### Assignment
Write only the number of lines in the entries that hold the string "reading".

### Data records for software interfaces

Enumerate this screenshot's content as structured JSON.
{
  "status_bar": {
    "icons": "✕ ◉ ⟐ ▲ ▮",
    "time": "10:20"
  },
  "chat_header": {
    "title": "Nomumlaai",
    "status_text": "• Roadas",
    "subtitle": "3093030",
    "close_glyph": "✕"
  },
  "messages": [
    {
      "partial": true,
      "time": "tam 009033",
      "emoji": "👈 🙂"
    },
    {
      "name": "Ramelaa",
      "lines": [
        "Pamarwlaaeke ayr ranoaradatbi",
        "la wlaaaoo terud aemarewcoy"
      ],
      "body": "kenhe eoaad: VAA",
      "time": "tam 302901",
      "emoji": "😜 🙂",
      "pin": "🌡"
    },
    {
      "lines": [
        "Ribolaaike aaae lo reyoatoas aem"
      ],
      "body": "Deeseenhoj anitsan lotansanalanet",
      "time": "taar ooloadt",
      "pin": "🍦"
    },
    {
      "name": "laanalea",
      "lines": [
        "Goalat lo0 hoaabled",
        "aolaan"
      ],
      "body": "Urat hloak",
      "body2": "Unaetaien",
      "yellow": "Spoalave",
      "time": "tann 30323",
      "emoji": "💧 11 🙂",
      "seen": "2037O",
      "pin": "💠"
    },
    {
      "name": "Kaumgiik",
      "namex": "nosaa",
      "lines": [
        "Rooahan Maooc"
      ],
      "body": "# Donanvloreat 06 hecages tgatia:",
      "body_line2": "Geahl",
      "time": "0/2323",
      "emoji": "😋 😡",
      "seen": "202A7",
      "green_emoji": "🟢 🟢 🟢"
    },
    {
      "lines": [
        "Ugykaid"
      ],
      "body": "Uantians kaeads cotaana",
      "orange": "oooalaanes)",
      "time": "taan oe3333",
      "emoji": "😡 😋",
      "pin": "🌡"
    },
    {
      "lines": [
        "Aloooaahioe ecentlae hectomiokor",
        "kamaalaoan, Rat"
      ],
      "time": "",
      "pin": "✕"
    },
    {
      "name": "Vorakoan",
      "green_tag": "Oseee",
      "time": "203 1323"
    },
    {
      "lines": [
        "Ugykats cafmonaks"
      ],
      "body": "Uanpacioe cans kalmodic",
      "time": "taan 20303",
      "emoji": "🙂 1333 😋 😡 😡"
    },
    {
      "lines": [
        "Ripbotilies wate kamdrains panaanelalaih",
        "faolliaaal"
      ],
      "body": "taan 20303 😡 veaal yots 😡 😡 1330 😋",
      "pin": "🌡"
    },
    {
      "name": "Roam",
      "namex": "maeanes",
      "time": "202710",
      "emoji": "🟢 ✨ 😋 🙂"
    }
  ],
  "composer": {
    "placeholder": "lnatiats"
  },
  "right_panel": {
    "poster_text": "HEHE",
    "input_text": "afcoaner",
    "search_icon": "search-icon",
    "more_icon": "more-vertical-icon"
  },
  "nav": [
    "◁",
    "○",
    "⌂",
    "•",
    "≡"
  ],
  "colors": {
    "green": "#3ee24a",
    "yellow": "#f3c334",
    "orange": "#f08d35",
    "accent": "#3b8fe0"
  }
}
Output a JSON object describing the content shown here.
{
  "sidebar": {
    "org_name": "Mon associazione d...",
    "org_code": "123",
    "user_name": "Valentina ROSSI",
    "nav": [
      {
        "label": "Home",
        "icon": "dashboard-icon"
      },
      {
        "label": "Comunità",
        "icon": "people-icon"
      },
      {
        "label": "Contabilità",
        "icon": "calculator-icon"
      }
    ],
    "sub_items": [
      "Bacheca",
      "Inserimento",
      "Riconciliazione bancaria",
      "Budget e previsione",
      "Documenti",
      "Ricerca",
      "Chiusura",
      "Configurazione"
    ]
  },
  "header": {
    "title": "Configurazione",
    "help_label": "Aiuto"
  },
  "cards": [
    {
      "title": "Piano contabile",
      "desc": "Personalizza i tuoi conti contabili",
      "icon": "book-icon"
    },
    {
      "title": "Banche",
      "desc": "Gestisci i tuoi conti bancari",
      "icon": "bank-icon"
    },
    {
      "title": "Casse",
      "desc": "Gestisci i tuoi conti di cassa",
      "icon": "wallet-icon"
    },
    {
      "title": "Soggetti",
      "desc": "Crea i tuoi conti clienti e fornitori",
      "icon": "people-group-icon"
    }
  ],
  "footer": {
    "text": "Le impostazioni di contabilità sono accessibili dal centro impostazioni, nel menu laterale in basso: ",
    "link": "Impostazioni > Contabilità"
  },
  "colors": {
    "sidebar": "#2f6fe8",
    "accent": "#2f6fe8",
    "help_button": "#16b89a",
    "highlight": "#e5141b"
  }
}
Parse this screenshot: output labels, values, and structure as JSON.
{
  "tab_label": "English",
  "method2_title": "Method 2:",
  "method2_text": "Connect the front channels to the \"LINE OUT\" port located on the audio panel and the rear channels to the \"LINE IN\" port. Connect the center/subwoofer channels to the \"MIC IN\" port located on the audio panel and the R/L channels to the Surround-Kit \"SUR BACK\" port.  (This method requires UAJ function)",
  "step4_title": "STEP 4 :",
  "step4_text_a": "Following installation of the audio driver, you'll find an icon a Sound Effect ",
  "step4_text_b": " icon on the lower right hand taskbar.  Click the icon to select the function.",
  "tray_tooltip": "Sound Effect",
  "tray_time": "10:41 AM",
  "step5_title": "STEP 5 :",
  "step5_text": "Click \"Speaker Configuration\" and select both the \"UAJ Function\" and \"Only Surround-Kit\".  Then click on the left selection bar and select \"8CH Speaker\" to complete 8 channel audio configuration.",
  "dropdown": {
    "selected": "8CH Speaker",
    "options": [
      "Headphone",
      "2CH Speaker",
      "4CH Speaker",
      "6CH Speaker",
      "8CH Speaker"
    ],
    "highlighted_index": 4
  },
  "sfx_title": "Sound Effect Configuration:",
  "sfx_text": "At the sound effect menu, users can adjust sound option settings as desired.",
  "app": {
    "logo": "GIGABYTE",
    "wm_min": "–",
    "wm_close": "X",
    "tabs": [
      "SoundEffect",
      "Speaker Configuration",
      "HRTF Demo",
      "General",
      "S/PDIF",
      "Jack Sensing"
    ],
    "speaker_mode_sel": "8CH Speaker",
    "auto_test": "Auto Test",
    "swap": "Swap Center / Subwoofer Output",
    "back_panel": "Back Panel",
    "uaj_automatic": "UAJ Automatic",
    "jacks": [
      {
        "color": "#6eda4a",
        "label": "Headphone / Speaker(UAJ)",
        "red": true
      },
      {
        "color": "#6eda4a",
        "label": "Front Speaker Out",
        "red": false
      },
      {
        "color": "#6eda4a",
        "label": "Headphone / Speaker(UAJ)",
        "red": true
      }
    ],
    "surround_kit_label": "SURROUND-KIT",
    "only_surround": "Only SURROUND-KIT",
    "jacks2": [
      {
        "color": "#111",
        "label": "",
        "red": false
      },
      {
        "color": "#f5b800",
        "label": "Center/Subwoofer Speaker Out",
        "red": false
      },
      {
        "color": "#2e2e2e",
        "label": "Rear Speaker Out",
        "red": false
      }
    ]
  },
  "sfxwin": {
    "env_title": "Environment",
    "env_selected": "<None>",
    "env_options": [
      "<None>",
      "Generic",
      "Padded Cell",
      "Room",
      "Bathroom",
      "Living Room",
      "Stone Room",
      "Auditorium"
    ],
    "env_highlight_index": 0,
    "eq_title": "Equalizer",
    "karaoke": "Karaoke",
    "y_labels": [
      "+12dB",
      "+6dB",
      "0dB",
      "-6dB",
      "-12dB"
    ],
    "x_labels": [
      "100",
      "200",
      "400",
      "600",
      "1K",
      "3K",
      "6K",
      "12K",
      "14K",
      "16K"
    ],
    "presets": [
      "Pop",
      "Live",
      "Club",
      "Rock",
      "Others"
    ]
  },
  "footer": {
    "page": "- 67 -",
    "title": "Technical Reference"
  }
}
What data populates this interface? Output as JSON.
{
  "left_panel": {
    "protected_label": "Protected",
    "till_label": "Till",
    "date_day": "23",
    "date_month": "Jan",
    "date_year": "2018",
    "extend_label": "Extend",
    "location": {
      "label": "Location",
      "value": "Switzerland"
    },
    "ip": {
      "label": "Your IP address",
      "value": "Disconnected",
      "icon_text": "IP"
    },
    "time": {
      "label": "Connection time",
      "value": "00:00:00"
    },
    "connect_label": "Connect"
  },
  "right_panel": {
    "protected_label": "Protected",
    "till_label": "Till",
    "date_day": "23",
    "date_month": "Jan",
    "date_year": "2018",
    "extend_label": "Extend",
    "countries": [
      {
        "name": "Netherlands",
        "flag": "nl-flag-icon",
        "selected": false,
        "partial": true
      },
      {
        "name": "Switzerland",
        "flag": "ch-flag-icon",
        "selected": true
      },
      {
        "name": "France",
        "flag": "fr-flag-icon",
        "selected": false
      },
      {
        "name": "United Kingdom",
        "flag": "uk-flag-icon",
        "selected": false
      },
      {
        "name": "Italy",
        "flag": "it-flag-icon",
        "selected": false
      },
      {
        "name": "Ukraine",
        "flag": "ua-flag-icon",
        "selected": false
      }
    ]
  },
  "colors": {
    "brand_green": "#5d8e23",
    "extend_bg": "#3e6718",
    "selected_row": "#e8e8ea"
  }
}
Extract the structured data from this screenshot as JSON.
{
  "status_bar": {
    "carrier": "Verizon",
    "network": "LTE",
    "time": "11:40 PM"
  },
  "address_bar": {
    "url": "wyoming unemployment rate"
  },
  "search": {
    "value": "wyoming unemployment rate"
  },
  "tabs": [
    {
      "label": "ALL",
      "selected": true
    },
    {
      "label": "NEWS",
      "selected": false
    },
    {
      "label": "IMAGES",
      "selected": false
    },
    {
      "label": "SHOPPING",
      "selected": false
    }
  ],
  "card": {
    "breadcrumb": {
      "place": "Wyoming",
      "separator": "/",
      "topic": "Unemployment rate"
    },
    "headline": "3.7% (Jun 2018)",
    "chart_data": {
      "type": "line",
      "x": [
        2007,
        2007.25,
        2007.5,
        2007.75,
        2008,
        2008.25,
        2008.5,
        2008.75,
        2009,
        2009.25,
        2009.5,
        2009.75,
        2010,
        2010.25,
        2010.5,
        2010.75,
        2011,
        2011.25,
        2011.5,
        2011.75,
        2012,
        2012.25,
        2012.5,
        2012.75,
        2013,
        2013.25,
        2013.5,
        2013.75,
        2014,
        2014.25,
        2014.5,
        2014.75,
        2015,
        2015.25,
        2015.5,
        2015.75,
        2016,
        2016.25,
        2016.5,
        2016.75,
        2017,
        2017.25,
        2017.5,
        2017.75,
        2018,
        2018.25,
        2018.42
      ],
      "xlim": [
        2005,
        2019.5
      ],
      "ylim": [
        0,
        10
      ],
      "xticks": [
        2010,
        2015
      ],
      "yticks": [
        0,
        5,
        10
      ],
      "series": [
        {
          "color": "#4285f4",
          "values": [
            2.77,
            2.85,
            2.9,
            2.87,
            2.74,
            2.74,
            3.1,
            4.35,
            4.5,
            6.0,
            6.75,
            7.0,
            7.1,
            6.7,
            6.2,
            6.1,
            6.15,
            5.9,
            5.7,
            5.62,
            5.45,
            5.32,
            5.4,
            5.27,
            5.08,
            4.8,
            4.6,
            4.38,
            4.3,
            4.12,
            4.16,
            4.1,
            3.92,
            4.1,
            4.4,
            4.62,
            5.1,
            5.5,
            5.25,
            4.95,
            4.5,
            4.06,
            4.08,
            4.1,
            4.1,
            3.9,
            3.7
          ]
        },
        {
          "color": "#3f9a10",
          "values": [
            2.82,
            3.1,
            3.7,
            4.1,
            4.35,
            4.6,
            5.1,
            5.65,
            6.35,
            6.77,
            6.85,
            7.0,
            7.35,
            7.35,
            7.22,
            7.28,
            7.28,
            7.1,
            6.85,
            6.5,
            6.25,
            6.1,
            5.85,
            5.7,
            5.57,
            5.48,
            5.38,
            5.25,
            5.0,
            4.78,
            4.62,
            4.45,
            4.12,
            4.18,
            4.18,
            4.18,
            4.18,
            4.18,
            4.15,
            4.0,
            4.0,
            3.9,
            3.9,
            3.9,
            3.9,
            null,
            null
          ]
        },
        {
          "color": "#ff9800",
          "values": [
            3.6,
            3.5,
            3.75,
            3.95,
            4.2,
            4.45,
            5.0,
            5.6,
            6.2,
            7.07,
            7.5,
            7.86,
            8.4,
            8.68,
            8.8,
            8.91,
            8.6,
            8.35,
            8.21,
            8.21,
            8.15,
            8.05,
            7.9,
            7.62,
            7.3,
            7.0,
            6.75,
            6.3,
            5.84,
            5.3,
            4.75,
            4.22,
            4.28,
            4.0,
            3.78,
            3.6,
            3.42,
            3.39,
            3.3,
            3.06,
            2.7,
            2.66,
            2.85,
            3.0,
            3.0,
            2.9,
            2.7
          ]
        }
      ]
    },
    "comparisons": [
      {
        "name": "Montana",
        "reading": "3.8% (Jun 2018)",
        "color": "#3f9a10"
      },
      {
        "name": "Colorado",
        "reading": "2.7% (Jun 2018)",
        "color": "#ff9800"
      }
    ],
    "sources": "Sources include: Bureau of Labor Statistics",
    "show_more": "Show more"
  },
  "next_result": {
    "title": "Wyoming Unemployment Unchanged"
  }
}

### Your solution
2